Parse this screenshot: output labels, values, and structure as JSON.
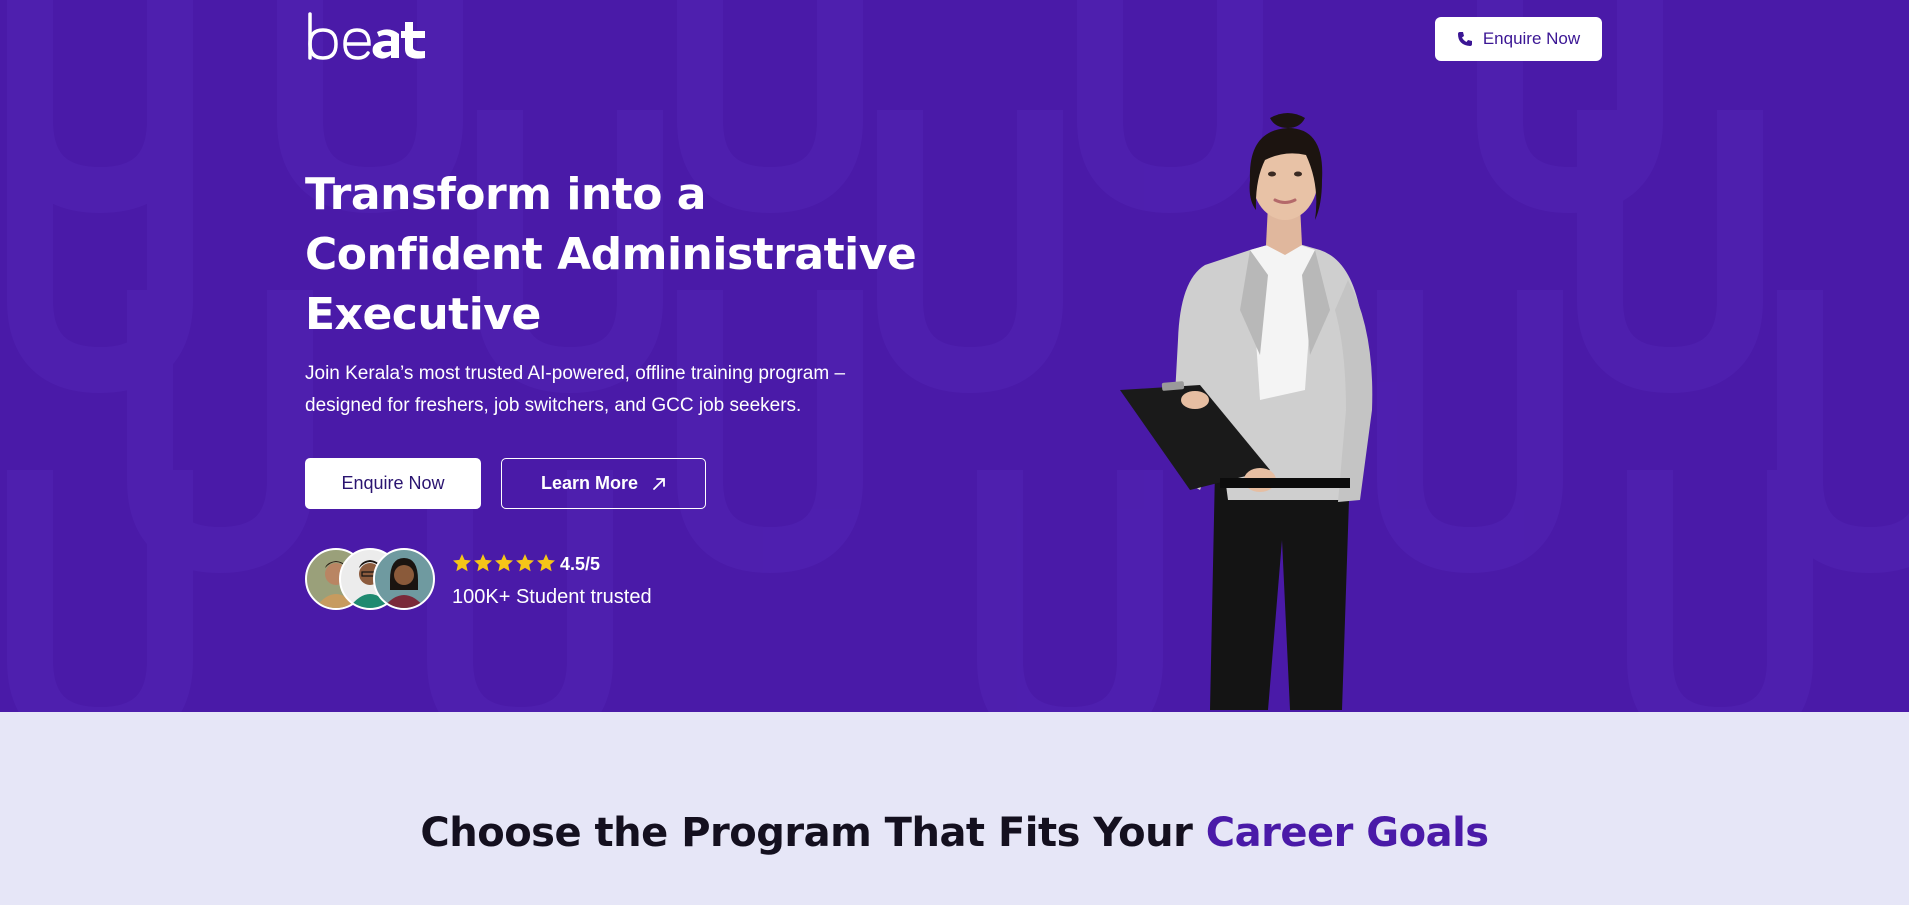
{
  "brand": {
    "logo_text": "beat",
    "primary": "#4a1aa8",
    "accent_star": "#f5c518",
    "light_bg": "#e6e6f7"
  },
  "nav": {
    "cta_label": "Enquire Now",
    "cta_icon": "phone-icon"
  },
  "hero": {
    "headline_lines": [
      "Transform into a",
      "Confident Administrative",
      "Executive"
    ],
    "subtext_lines": [
      "Join Kerala’s most trusted AI-powered, offline training program –",
      "designed for freshers, job switchers, and GCC job seekers."
    ],
    "primary_button": "Enquire Now",
    "secondary_button": "Learn More",
    "secondary_icon": "arrow-up-right-icon",
    "rating": "4.5/5",
    "stars": 5,
    "trusted_text": "100K+ Student trusted"
  },
  "programs": {
    "title_main": "Choose the Program That Fits Your ",
    "title_accent": "Career Goals"
  }
}
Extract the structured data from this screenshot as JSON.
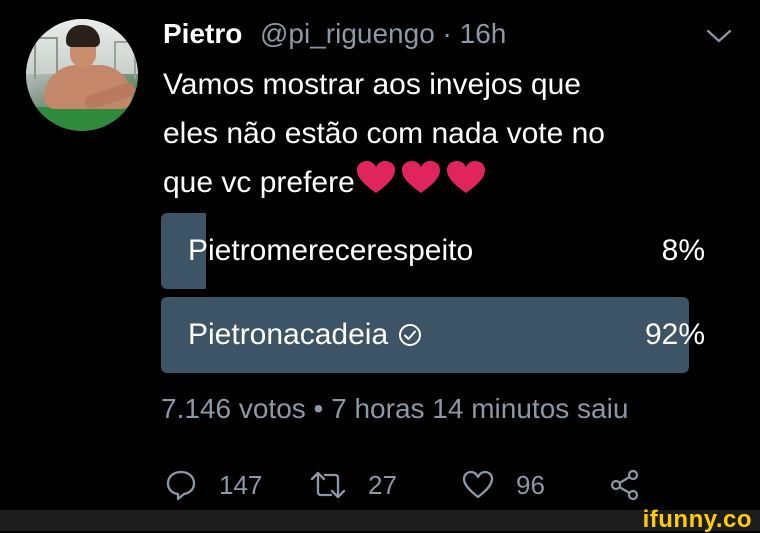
{
  "tweet": {
    "author_name": "Pietro",
    "handle_time": "@pi_riguengo · 16h",
    "text_lines": [
      "Vamos mostrar aos invejos que",
      "eles não estão com nada vote no",
      "que vc prefere"
    ],
    "emoji": "red-heart x3"
  },
  "poll": {
    "options": [
      {
        "label": "Pietromerecerespeito",
        "percent_text": "8%",
        "percent": 8,
        "selected": false
      },
      {
        "label": "Pietronacadeia",
        "percent_text": "92%",
        "percent": 92,
        "selected": true
      }
    ],
    "summary": "7.146 votos • 7 horas 14 minutos saiu"
  },
  "actions": {
    "reply_count": "147",
    "retweet_count": "27",
    "like_count": "96"
  },
  "watermark": "ifunny.co",
  "colors": {
    "background": "#000000",
    "poll_bar": "#3d5466",
    "secondary_text": "#8b98a5",
    "heart": "#e0245e",
    "watermark": "#ffcc00"
  }
}
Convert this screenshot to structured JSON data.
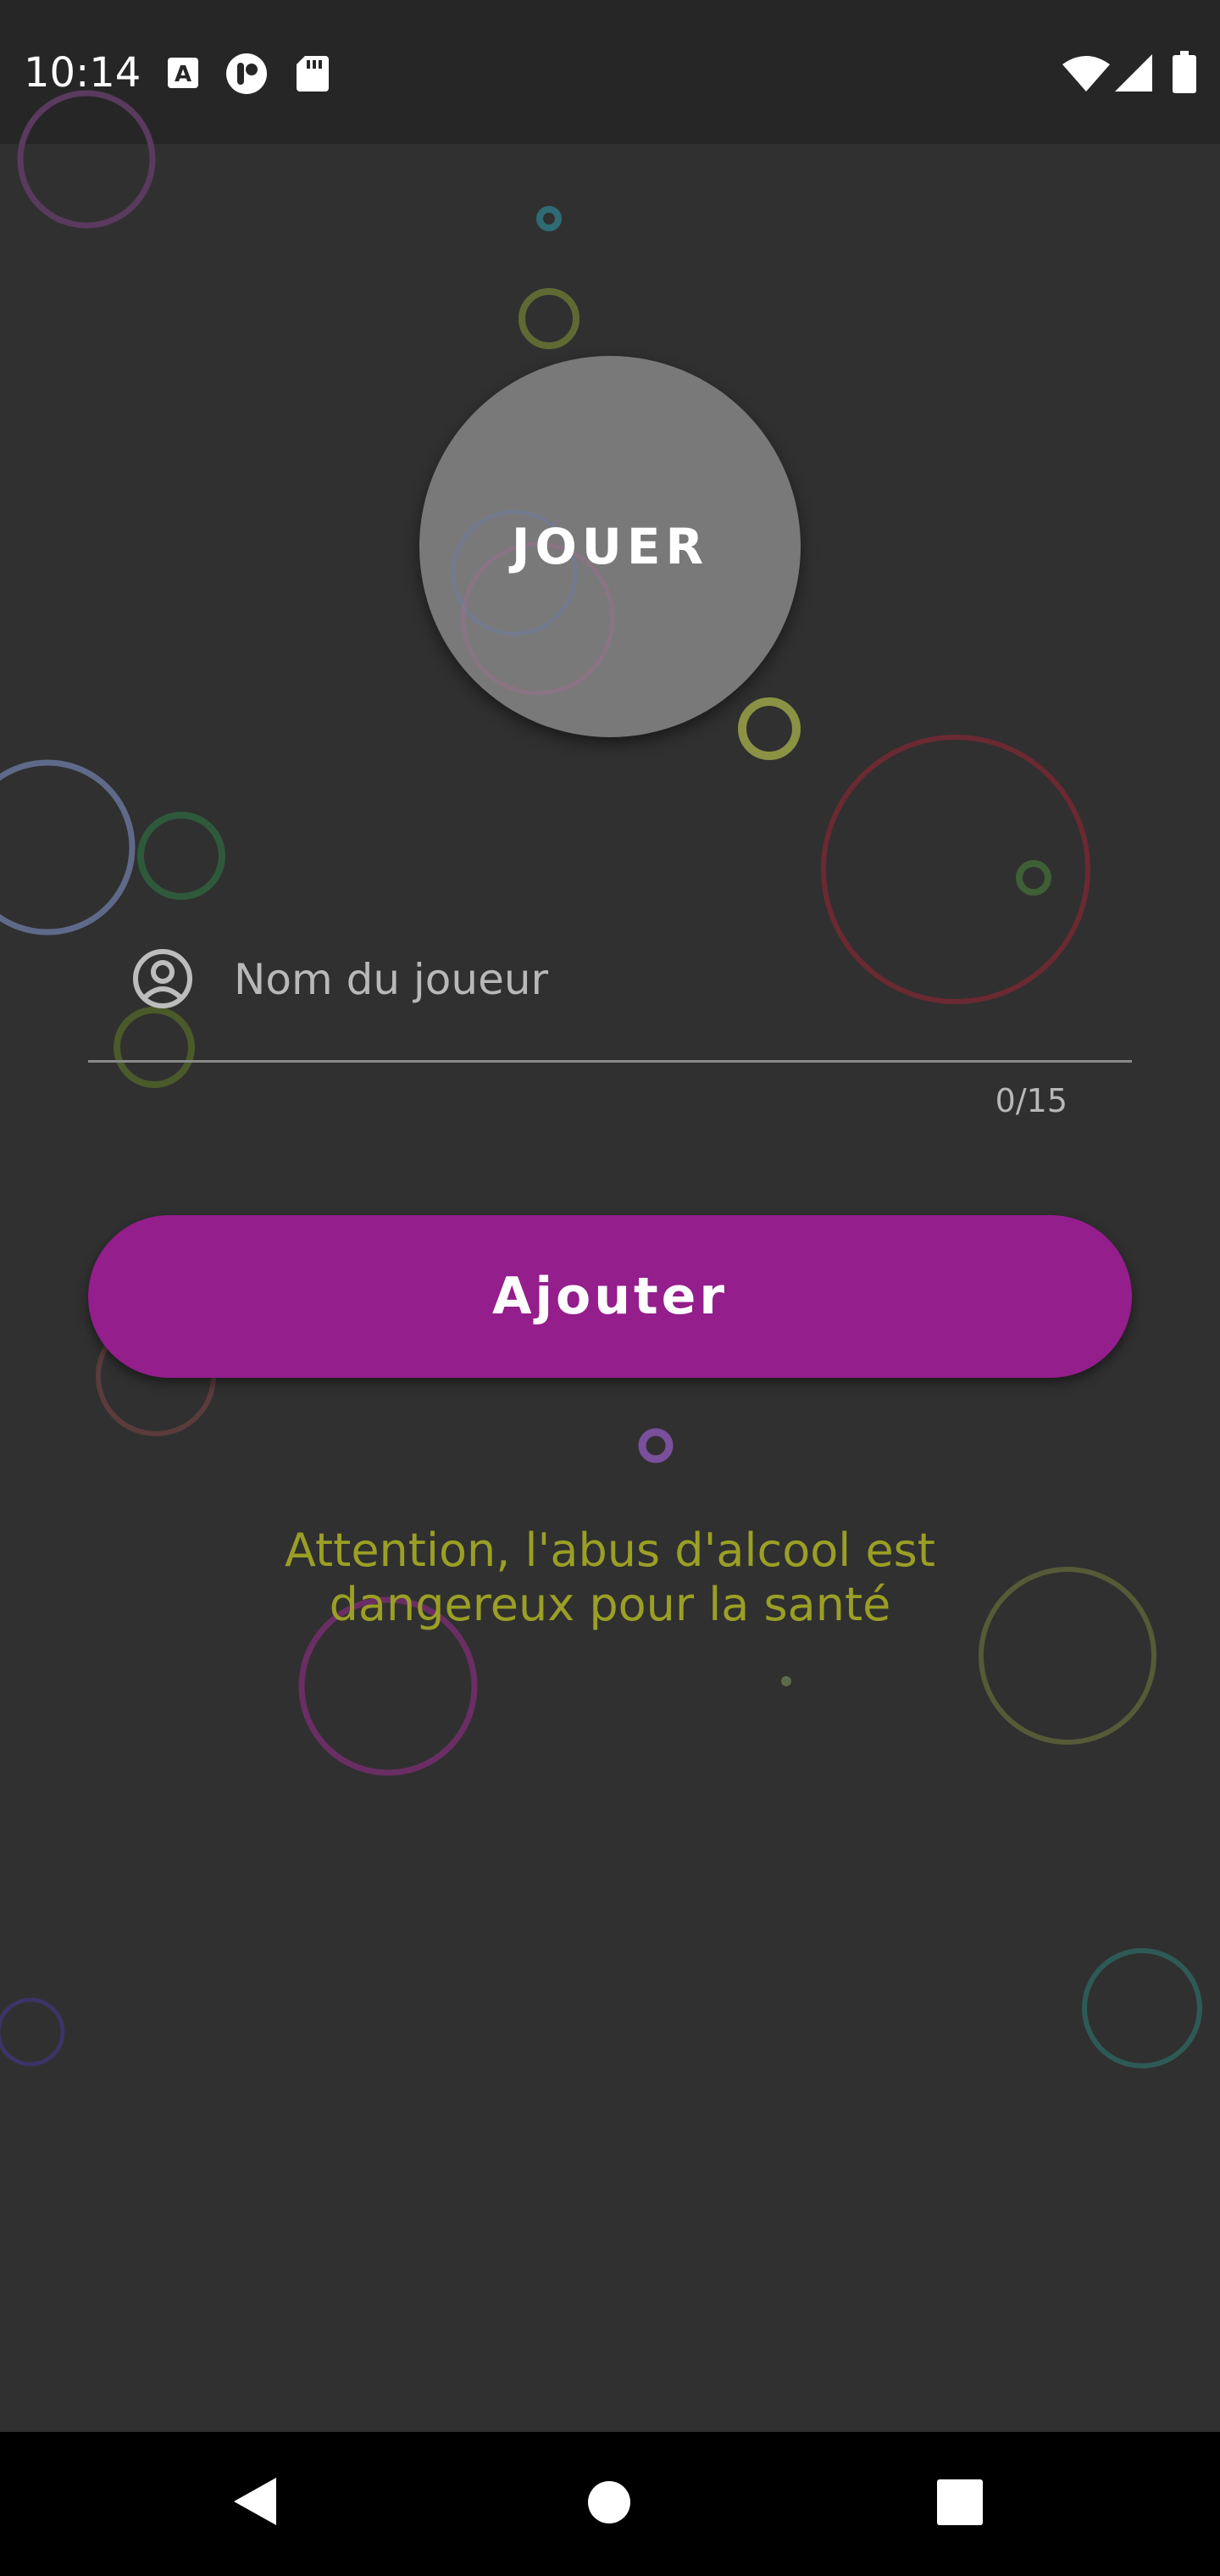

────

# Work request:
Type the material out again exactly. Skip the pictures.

# Expected output:
Parse this screenshot: output labels, values, and structure as JSON.
{
  "brand": {
    "logo_text": "beat",
    "primary": "#4a1aa8",
    "accent_star": "#f5c518",
    "light_bg": "#e6e6f7"
  },
  "nav": {
    "cta_label": "Enquire Now",
    "cta_icon": "phone-icon"
  },
  "hero": {
    "headline_lines": [
      "Transform into a",
      "Confident Administrative",
      "Executive"
    ],
    "subtext_lines": [
      "Join Kerala’s most trusted AI-powered, offline training program –",
      "designed for freshers, job switchers, and GCC job seekers."
    ],
    "primary_button": "Enquire Now",
    "secondary_button": "Learn More",
    "secondary_icon": "arrow-up-right-icon",
    "rating": "4.5/5",
    "stars": 5,
    "trusted_text": "100K+ Student trusted"
  },
  "programs": {
    "title_main": "Choose the Program That Fits Your ",
    "title_accent": "Career Goals"
  }
}
Extract the structured data from this screenshot as JSON.
{
  "tweet": {
    "author_name": "Pietro",
    "handle_time": "@pi_riguengo · 16h",
    "text_lines": [
      "Vamos mostrar aos invejos que",
      "eles não estão com nada vote no",
      "que vc prefere"
    ],
    "emoji": "red-heart x3"
  },
  "poll": {
    "options": [
      {
        "label": "Pietromerecerespeito",
        "percent_text": "8%",
        "percent": 8,
        "selected": false
      },
      {
        "label": "Pietronacadeia",
        "percent_text": "92%",
        "percent": 92,
        "selected": true
      }
    ],
    "summary": "7.146 votos • 7 horas 14 minutos saiu"
  },
  "actions": {
    "reply_count": "147",
    "retweet_count": "27",
    "like_count": "96"
  },
  "watermark": "ifunny.co",
  "colors": {
    "background": "#000000",
    "poll_bar": "#3d5466",
    "secondary_text": "#8b98a5",
    "heart": "#e0245e",
    "watermark": "#ffcc00"
  }
}
Convert this screenshot to structured JSON data.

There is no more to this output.